Google Jan. 11 said it would no longer support the H.264 video codec standard for its Chrome Web browser, an effort to push its open source WebM codec and the Theora codec.
Google Chrome Product Manager Mike Jazayeri said these codecs, which encode and decode video and audio content in the Web browser, hew more closely to the search engine's HTML5 goals.
"We are supporting the WebM (VP8) and Theora video codecs, and will consider adding support for other high-quality open codecs in the future," Jazayerisaid in a blog post.
"Though H.264 plays an important role in video, as our goal is to enable open innovation, support for the codec will be removed and our resources directed towards completely open codec technologies."
Jazayeri added that while these changes will occur in the next couple months Google is announcing them now to give content publishers and programmers time to rewrite applications to support WebM and Theora. Mozilla Firefox and Opera browsers support these standards.

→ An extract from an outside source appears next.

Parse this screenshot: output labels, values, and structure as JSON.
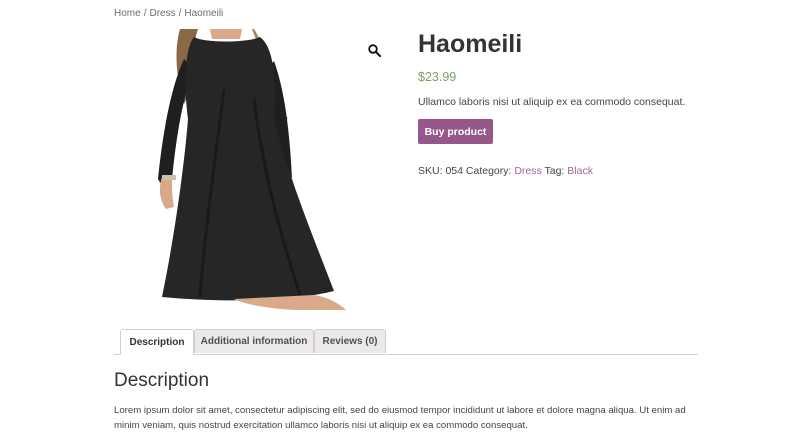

The move, as the blogosphere has duly noted, is risky. H.264 is considered the de facto standard among video codecs. But it's a proprietary technology owned by MPEG LA, who made the codec a standard long before more viable options existed.
Google doesn't want to support such a technology from an organization that charges lofty licensing fees. MPEG LA licenses hundreds of video-related patents on behalf of patent holders Microsoft, LG Electronics, Panasonic, Philips Electronics, Samsung, Sharp, Sony, and Toshiba.
It's easy to see why Google wants to quash H.264 support, but the media isn't buying Google's politic explanation of wanting to support "open innovation" -- not when broader endorsement of the WebM codec will clearly boost Google.
Ironically, Silicon Alley Insider called Google's move to drop H.264 support one right out of Microsoft's playbook: promote its own format at the expense of another.
Apple enthusiast John Gruber pointed out some potential hypocrisy in Google's justification that the move is purely toward ensuring openness. After all, Chrome ships with support for the Adobe's proprietary Flash player; there's no openness there. Gruber explained:
"If Google is dropping support for H.264 because their 'goal is to enable open innovation,' why don't they also drop support for closed plugins like Flash Player? As it stands now, Chrome not only supports Flash, it ships with its own embedded copy of Flash. I don't see how Google keeps Flash but drops H.264 in the name of 'openness' without being seen as utter hypocrites."
That, too, is a play out of the playbook of Microsoft and other tech companies: embrace and extend openness where the openness in question benefits the company.
For Google, the push to move developers away from H.264 and toward WebM is such a maneuver. It's also a question of pride and money.
Google doesn't want to swallow its pride and endorse a technology that requires patent royalties, not when it already spent $124.6 million to buy and open-source the WebM codec in its 2009 acquisition of On2 Technologies.
CNET has the best write-up of the issue here.